**Extracted entries:**

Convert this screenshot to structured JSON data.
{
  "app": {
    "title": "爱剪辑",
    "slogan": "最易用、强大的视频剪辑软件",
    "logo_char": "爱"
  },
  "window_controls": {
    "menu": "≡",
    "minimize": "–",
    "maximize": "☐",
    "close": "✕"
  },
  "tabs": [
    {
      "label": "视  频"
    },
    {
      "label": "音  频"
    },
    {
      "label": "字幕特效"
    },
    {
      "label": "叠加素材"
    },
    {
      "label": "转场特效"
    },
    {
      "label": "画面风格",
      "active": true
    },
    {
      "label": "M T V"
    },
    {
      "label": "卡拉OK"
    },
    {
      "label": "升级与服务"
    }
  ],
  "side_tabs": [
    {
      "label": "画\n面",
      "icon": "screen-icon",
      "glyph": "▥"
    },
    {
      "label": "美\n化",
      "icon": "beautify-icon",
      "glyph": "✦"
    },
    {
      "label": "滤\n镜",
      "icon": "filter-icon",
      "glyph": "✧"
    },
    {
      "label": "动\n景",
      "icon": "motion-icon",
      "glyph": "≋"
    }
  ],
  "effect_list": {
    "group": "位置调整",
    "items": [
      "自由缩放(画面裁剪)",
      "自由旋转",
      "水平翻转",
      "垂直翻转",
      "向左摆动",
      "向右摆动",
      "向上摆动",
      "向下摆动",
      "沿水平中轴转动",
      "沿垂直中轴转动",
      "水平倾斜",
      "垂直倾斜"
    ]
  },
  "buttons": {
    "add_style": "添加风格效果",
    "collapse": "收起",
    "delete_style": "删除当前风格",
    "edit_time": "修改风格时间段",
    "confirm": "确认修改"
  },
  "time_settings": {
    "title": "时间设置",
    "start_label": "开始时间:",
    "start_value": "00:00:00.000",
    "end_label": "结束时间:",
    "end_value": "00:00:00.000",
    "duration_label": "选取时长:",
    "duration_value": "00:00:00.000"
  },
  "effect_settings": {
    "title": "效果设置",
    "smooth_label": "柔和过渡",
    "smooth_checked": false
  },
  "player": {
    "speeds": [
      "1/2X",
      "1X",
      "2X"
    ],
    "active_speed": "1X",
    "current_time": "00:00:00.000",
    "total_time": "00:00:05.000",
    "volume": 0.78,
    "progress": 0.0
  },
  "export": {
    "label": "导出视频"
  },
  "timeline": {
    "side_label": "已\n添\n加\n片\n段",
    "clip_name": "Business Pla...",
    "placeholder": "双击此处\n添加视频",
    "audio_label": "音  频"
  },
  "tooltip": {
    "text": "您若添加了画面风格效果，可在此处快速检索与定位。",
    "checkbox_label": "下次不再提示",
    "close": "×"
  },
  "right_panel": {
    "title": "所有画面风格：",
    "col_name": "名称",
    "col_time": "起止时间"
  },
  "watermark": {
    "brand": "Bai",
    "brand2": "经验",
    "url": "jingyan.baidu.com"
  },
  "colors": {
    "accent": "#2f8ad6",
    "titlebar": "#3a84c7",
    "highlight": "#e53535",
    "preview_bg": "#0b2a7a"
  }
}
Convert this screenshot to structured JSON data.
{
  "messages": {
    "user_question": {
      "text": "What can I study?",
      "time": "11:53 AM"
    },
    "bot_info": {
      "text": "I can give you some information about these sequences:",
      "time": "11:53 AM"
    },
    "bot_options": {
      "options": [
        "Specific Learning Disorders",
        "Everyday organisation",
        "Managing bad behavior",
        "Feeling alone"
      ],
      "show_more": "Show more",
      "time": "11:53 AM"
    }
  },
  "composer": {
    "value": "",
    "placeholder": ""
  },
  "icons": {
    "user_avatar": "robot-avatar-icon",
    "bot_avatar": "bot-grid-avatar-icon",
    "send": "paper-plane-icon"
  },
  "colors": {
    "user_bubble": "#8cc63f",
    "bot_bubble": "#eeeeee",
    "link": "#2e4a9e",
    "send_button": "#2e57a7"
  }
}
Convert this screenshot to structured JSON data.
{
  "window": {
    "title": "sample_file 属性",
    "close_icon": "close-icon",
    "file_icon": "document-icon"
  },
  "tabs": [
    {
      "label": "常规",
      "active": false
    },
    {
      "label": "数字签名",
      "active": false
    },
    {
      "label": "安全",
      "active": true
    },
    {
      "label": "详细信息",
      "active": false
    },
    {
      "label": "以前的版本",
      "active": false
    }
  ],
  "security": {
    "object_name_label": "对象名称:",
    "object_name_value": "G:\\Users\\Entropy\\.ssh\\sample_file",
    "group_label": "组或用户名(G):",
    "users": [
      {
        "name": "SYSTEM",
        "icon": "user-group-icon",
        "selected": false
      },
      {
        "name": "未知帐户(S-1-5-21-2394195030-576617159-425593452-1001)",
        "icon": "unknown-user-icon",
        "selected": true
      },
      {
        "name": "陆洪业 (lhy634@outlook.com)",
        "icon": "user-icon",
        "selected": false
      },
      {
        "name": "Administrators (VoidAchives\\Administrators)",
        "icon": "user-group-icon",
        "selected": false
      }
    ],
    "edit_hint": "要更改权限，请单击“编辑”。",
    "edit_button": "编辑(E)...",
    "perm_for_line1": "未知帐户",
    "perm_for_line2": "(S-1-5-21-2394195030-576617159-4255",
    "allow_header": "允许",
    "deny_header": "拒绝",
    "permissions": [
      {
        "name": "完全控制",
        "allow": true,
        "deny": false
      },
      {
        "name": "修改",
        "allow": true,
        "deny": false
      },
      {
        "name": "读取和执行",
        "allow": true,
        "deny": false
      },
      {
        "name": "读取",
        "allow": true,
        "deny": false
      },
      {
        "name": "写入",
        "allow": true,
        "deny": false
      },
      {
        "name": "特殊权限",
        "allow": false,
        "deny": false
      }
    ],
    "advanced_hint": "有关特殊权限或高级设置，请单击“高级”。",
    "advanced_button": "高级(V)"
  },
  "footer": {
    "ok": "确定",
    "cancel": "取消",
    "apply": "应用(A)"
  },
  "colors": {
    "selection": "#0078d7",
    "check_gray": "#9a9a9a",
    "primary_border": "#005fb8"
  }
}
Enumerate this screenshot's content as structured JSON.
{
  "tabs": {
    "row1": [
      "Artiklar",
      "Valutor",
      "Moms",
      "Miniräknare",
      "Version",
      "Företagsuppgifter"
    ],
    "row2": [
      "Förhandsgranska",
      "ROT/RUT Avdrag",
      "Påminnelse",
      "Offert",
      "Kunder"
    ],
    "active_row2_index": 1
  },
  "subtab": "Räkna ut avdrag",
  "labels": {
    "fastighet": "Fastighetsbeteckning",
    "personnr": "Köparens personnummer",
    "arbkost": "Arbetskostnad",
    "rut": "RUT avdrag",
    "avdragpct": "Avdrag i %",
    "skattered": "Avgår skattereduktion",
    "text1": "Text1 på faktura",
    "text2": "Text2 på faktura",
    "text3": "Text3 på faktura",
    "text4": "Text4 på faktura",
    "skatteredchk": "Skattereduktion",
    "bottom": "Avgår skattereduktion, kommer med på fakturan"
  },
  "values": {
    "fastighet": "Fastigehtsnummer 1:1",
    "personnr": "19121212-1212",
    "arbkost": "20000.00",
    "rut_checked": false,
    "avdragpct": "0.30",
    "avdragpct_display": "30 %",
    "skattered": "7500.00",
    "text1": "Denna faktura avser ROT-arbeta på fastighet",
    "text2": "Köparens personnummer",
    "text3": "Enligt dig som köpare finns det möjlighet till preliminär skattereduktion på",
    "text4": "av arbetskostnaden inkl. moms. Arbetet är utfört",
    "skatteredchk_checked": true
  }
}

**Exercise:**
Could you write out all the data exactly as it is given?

**Final answer:**
Convert this screenshot to structured JSON data.
{
  "app": {
    "title": "爱剪辑",
    "slogan": "最易用、强大的视频剪辑软件",
    "logo_char": "爱"
  },
  "window_controls": {
    "menu": "≡",
    "minimize": "–",
    "maximize": "☐",
    "close": "✕"
  },
  "tabs": [
    {
      "label": "视  频"
    },
    {
      "label": "音  频"
    },
    {
      "label": "字幕特效"
    },
    {
      "label": "叠加素材"
    },
    {
      "label": "转场特效"
    },
    {
      "label": "画面风格",
      "active": true
    },
    {
      "label": "M T V"
    },
    {
      "label": "卡拉OK"
    },
    {
      "label": "升级与服务"
    }
  ],
  "side_tabs": [
    {
      "label": "画\n面",
      "icon": "screen-icon",
      "glyph": "▥"
    },
    {
      "label": "美\n化",
      "icon": "beautify-icon",
      "glyph": "✦"
    },
    {
      "label": "滤\n镜",
      "icon": "filter-icon",
      "glyph": "✧"
    },
    {
      "label": "动\n景",
      "icon": "motion-icon",
      "glyph": "≋"
    }
  ],
  "effect_list": {
    "group": "位置调整",
    "items": [
      "自由缩放(画面裁剪)",
      "自由旋转",
      "水平翻转",
      "垂直翻转",
      "向左摆动",
      "向右摆动",
      "向上摆动",
      "向下摆动",
      "沿水平中轴转动",
      "沿垂直中轴转动",
      "水平倾斜",
      "垂直倾斜"
    ]
  },
  "buttons": {
    "add_style": "添加风格效果",
    "collapse": "收起",
    "delete_style": "删除当前风格",
    "edit_time": "修改风格时间段",
    "confirm": "确认修改"
  },
  "time_settings": {
    "title": "时间设置",
    "start_label": "开始时间:",
    "start_value": "00:00:00.000",
    "end_label": "结束时间:",
    "end_value": "00:00:00.000",
    "duration_label": "选取时长:",
    "duration_value": "00:00:00.000"
  },
  "effect_settings": {
    "title": "效果设置",
    "smooth_label": "柔和过渡",
    "smooth_checked": false
  },
  "player": {
    "speeds": [
      "1/2X",
      "1X",
      "2X"
    ],
    "active_speed": "1X",
    "current_time": "00:00:00.000",
    "total_time": "00:00:05.000",
    "volume": 0.78,
    "progress": 0.0
  },
  "export": {
    "label": "导出视频"
  },
  "timeline": {
    "side_label": "已\n添\n加\n片\n段",
    "clip_name": "Business Pla...",
    "placeholder": "双击此处\n添加视频",
    "audio_label": "音  频"
  },
  "tooltip": {
    "text": "您若添加了画面风格效果，可在此处快速检索与定位。",
    "checkbox_label": "下次不再提示",
    "close": "×"
  },
  "right_panel": {
    "title": "所有画面风格：",
    "col_name": "名称",
    "col_time": "起止时间"
  },
  "watermark": {
    "brand": "Bai",
    "brand2": "经验",
    "url": "jingyan.baidu.com"
  },
  "colors": {
    "accent": "#2f8ad6",
    "titlebar": "#3a84c7",
    "highlight": "#e53535",
    "preview_bg": "#0b2a7a"
  }
}
Convert this screenshot to structured JSON data.
{
  "messages": {
    "user_question": {
      "text": "What can I study?",
      "time": "11:53 AM"
    },
    "bot_info": {
      "text": "I can give you some information about these sequences:",
      "time": "11:53 AM"
    },
    "bot_options": {
      "options": [
        "Specific Learning Disorders",
        "Everyday organisation",
        "Managing bad behavior",
        "Feeling alone"
      ],
      "show_more": "Show more",
      "time": "11:53 AM"
    }
  },
  "composer": {
    "value": "",
    "placeholder": ""
  },
  "icons": {
    "user_avatar": "robot-avatar-icon",
    "bot_avatar": "bot-grid-avatar-icon",
    "send": "paper-plane-icon"
  },
  "colors": {
    "user_bubble": "#8cc63f",
    "bot_bubble": "#eeeeee",
    "link": "#2e4a9e",
    "send_button": "#2e57a7"
  }
}
Convert this screenshot to structured JSON data.
{
  "window": {
    "title": "sample_file 属性",
    "close_icon": "close-icon",
    "file_icon": "document-icon"
  },
  "tabs": [
    {
      "label": "常规",
      "active": false
    },
    {
      "label": "数字签名",
      "active": false
    },
    {
      "label": "安全",
      "active": true
    },
    {
      "label": "详细信息",
      "active": false
    },
    {
      "label": "以前的版本",
      "active": false
    }
  ],
  "security": {
    "object_name_label": "对象名称:",
    "object_name_value": "G:\\Users\\Entropy\\.ssh\\sample_file",
    "group_label": "组或用户名(G):",
    "users": [
      {
        "name": "SYSTEM",
        "icon": "user-group-icon",
        "selected": false
      },
      {
        "name": "未知帐户(S-1-5-21-2394195030-576617159-425593452-1001)",
        "icon": "unknown-user-icon",
        "selected": true
      },
      {
        "name": "陆洪业 (lhy634@outlook.com)",
        "icon": "user-icon",
        "selected": false
      },
      {
        "name": "Administrators (VoidAchives\\Administrators)",
        "icon": "user-group-icon",
        "selected": false
      }
    ],
    "edit_hint": "要更改权限，请单击“编辑”。",
    "edit_button": "编辑(E)...",
    "perm_for_line1": "未知帐户",
    "perm_for_line2": "(S-1-5-21-2394195030-576617159-4255",
    "allow_header": "允许",
    "deny_header": "拒绝",
    "permissions": [
      {
        "name": "完全控制",
        "allow": true,
        "deny": false
      },
      {
        "name": "修改",
        "allow": true,
        "deny": false
      },
      {
        "name": "读取和执行",
        "allow": true,
        "deny": false
      },
      {
        "name": "读取",
        "allow": true,
        "deny": false
      },
      {
        "name": "写入",
        "allow": true,
        "deny": false
      },
      {
        "name": "特殊权限",
        "allow": false,
        "deny": false
      }
    ],
    "advanced_hint": "有关特殊权限或高级设置，请单击“高级”。",
    "advanced_button": "高级(V)"
  },
  "footer": {
    "ok": "确定",
    "cancel": "取消",
    "apply": "应用(A)"
  },
  "colors": {
    "selection": "#0078d7",
    "check_gray": "#9a9a9a",
    "primary_border": "#005fb8"
  }
}
Enumerate this screenshot's content as structured JSON.
{
  "tabs": {
    "row1": [
      "Artiklar",
      "Valutor",
      "Moms",
      "Miniräknare",
      "Version",
      "Företagsuppgifter"
    ],
    "row2": [
      "Förhandsgranska",
      "ROT/RUT Avdrag",
      "Påminnelse",
      "Offert",
      "Kunder"
    ],
    "active_row2_index": 1
  },
  "subtab": "Räkna ut avdrag",
  "labels": {
    "fastighet": "Fastighetsbeteckning",
    "personnr": "Köparens personnummer",
    "arbkost": "Arbetskostnad",
    "rut": "RUT avdrag",
    "avdragpct": "Avdrag i %",
    "skattered": "Avgår skattereduktion",
    "text1": "Text1 på faktura",
    "text2": "Text2 på faktura",
    "text3": "Text3 på faktura",
    "text4": "Text4 på faktura",
    "skatteredchk": "Skattereduktion",
    "bottom": "Avgår skattereduktion, kommer med på fakturan"
  },
  "values": {
    "fastighet": "Fastigehtsnummer 1:1",
    "personnr": "19121212-1212",
    "arbkost": "20000.00",
    "rut_checked": false,
    "avdragpct": "0.30",
    "avdragpct_display": "30 %",
    "skattered": "7500.00",
    "text1": "Denna faktura avser ROT-arbeta på fastighet",
    "text2": "Köparens personnummer",
    "text3": "Enligt dig som köpare finns det möjlighet till preliminär skattereduktion på",
    "text4": "av arbetskostnaden inkl. moms. Arbetet är utfört",
    "skatteredchk_checked": true
  }
}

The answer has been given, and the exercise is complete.